UN to Deliver Food Aid to 4.1 Mln in Zimbabwe, Fears ‘Major Crisis’

The United Nations said on Tuesday it was procuring food assistance for 4.1 million Zimbabweans, a quarter of the population in a country where shortages are being exacerbated by runaway inflation and climate-induced drought. Zimbabwe, once the breadbasket of southern Africa, is experiencing its worst economic crisis in a decade, marked by soaring inflation and shortages of food, fuel, medicines and electricity. “We are very much concerned as the situation continues to deteriorate,” Eddie Rowe, World Food Programme (WFP) country director, speaking from Harare, told a Geneva news briefing. “We believe if we do not reach out and assist these people then the situation would blow up into a major crisis,” he said. The 240,000 tonnes of food aid, to be procured on international markets, represents a doubling of the WFP’s current programme in Zimbabwe. The agency aims to purchase supplies from Tanzania, in the form of maize grain, as well as from Mexico, and pulses from Kenya and potentially the Black Sea area, Rowe said. Reuters

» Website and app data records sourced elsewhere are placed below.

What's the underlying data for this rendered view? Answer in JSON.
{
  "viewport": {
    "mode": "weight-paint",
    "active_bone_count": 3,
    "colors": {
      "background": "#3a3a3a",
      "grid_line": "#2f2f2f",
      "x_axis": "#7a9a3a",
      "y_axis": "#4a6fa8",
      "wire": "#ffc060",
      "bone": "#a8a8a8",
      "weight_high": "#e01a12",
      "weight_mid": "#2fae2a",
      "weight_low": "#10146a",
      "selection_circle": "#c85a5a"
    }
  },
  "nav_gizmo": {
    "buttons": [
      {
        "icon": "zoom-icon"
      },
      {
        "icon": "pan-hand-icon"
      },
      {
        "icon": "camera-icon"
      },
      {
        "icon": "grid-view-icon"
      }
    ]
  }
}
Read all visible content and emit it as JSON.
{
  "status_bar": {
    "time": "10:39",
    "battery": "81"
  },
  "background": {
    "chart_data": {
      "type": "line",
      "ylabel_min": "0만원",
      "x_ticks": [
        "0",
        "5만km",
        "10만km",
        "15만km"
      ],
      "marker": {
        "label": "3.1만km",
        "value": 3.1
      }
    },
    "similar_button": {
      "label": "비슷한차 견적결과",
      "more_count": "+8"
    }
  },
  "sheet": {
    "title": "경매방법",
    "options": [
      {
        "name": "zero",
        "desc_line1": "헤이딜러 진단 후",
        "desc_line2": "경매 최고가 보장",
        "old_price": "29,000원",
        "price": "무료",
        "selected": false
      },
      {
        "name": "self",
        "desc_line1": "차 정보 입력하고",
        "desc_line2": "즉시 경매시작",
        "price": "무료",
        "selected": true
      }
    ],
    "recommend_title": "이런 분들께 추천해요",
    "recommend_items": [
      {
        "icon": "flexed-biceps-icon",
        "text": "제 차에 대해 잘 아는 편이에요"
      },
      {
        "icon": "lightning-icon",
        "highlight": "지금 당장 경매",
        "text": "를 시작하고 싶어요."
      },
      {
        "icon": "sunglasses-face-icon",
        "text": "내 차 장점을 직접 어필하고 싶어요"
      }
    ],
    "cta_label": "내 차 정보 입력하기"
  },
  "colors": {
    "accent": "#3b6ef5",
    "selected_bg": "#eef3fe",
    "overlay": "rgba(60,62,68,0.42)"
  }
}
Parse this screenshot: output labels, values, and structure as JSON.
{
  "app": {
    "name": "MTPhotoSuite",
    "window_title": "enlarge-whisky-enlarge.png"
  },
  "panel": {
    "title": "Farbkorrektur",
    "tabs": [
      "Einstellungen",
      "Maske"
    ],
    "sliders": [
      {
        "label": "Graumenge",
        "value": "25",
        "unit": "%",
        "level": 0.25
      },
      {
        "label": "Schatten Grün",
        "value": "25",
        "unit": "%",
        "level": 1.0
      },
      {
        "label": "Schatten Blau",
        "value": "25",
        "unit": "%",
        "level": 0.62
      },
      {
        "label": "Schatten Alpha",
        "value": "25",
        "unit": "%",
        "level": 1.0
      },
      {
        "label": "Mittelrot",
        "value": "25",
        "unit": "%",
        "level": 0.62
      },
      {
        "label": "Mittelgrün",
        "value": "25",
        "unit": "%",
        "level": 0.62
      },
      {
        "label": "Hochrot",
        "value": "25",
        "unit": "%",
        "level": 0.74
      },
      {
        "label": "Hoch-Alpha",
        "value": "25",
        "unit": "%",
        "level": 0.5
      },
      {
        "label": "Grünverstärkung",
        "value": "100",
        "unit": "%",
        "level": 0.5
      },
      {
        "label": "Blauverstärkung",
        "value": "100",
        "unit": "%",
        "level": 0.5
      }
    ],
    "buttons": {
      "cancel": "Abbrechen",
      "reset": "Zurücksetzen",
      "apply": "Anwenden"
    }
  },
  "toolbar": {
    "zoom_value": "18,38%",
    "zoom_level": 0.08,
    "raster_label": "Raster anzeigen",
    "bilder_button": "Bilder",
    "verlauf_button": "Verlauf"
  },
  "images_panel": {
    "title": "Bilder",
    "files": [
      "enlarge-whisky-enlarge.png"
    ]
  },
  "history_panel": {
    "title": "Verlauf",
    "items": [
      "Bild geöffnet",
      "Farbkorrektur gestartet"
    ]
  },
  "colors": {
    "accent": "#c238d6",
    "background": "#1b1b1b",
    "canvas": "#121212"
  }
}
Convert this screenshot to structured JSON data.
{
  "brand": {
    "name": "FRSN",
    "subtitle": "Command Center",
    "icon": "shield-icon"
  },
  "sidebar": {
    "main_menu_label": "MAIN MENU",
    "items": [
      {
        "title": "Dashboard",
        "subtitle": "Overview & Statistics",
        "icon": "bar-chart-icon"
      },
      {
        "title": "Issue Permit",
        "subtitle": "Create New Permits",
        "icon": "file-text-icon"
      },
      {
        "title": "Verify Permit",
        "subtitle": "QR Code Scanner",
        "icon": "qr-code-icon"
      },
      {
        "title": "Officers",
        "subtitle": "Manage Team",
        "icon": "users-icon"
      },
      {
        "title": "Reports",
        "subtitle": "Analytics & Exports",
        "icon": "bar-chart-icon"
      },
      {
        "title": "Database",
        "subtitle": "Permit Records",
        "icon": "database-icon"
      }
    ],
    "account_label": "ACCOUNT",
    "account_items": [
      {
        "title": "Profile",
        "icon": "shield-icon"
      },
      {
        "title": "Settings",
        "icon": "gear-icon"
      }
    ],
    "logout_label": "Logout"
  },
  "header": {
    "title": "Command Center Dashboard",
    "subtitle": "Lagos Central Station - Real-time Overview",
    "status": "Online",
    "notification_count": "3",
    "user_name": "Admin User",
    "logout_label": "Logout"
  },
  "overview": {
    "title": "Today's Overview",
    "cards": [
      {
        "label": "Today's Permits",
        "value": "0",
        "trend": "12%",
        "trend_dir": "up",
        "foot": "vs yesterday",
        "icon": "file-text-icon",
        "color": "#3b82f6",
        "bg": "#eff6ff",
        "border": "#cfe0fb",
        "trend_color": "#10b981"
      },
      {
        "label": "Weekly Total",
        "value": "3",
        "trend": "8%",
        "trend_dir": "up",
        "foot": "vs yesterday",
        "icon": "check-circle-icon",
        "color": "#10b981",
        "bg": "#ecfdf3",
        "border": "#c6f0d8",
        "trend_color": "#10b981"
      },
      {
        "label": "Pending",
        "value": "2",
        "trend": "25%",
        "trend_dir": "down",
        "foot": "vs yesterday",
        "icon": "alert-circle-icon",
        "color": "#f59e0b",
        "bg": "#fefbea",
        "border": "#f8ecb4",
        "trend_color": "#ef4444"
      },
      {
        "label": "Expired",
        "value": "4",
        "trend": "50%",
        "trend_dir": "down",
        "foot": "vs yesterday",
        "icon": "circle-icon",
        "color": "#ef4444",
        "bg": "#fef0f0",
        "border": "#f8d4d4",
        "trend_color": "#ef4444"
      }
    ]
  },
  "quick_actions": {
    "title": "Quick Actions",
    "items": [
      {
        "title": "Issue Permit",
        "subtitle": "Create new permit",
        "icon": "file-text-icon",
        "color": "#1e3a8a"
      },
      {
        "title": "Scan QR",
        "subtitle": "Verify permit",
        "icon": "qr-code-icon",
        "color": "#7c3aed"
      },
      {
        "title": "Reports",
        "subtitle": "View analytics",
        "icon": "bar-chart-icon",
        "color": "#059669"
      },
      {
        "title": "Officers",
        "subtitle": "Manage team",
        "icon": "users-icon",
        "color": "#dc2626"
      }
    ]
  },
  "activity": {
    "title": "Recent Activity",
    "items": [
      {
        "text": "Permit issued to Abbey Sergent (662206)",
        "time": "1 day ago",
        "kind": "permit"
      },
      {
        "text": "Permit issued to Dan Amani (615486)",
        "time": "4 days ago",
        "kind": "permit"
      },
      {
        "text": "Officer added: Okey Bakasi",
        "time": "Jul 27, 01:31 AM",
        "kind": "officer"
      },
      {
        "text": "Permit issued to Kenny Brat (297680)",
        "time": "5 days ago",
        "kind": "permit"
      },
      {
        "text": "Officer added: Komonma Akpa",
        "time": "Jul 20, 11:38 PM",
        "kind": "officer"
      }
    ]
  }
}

Malaria Killed 405,000 in 2018 as Medical Funding Stalled: WHO

Malaria still infects millions of people every year and kills more than 400,000 – mostly children in Africa – because the fight against the mosquito-borne disease has stalled, the World Health Organization (WHO) said on Wednesday. Funding for the global battle against malaria – which kills a child every two minutes – is broadly flat, the WHO warned, and because of continuing transmission via mosquitoes, half the world’s population remains at risk of contracting the disease. The organisation called on donor nations and governments in countries affected by the disease to step up the fight. “The world has shown that progress can be made,” the WHO’s malaria expert, Pedro Alonso, told reporters. He cited significant reductions in malaria cases and deaths since 2010 when case numbers fell from 239 million to 214 million in 2015, and deaths fell from 607,000 to approximately 500,000 in 2013. “But progress has slowed down,” he said. “And we have stabilised at … an unacceptably high level.” … Of that 2018 number of deaths, an estimated 380,000 were from Africa; 25 percent of the total cases were from Nigeria alone. Al Jazeera



Photo: Adam Jones